MOVE FIVE: Windmill
Works: your obliques, shoulders, biceps, lower back
Reps: About 20 (or as many as you can repeat in 1 minute straight)
1. Start by standing upright with feet a bit wider than hips-width apart. Hold the kettle bell in your right hand first.
2. Facing forward between your legs, bend to the left side over your leg, keeping both legs straight and reaching with your left hand to the floor. Your right hand holding the kettlebell should come up and over your right shoulder. Look up at the ceiling towards the kettlebell.
3. Come back upright, repeating on the same side by using your arm strength to lower and raise the kettlebell in your right hand. Repeat on the same side for 30 seconds, then switch sides.
More Support for Kettlebell Workouts
Although they’ve been getting tons of praise in recent years and are still growing in popularity, kettle bell workouts are nothing new to the fitness world; they have been popular around the world for centuries, especially in places like Russia. It’s believed that they got their start in Ancient Greece and later spread to Russia around the 18th century, where kettle bells are still extremely popular and meaningful today.
In Russia kettle bells were first used as a means of measuring crops and goods for trade, but people quickly caught onto how much strength could be built by maneuvering kettle bells around all day. At this time Russians began competing with kettlebells and featuring kettle bell strength competitions at festivals and fairs for amusement.
To this day kettle bell competitions are popular across Russia and draw big crowds. The Russians were really on to something when they popularized the kettlebell workout!
Kettle bells came to North America in the 20th century after a Soviet Special Forces physical training instructor introduced the cast iron weights and their various physical benefits to a new interested population of exercisers.
It didn’t take long for fitness magazines, websites, and enthusiasts to pick up on the kettlebell workout trend. In the early 2000’s, RKC certification was established which qualified “Certified Kettle Bell Instructors.” Since this time, other organizations and certifications have been put in place, and kettlebells have become widely popular and used in almost every gym across America.
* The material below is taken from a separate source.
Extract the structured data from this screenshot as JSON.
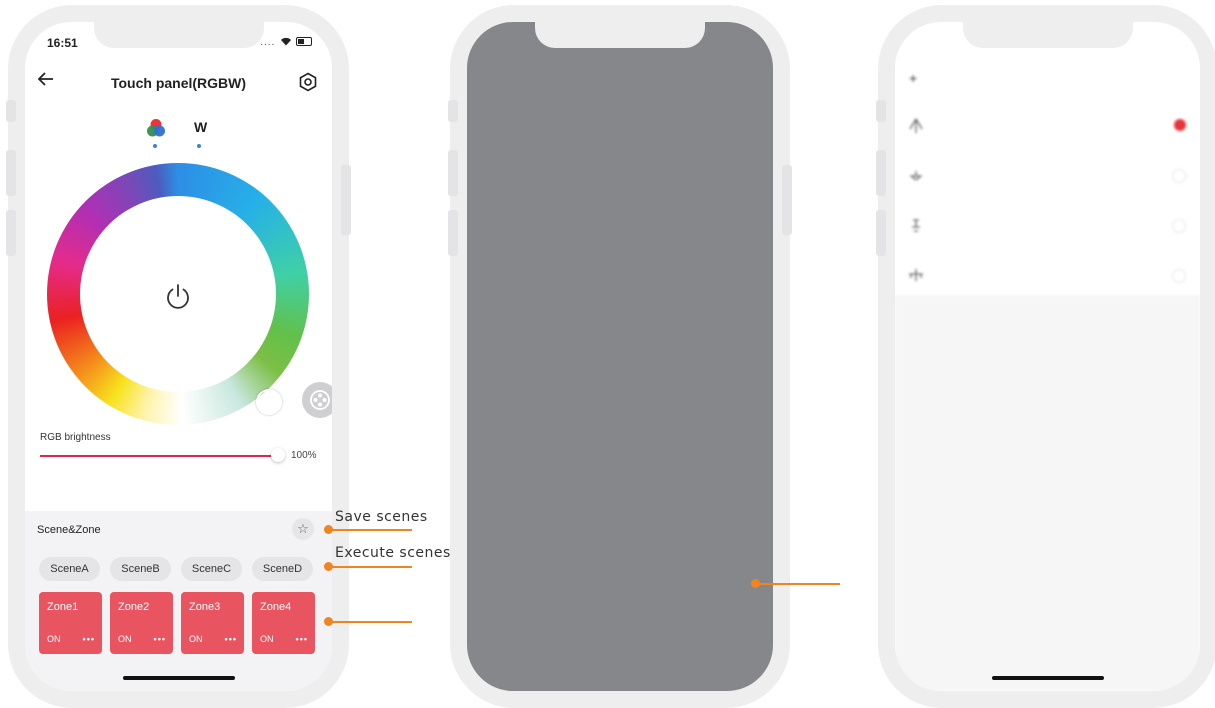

So whether you’re new to strength training and the health benefits of resistance and burst workouts, or you’re a seasoned vet in the gym weight room, take note from Ancient Greek and 18th Century Russian athletes and give kettlebell workouts a chance; cut your exercise time in half, while gaining double the benefits!
Source: Dr Axe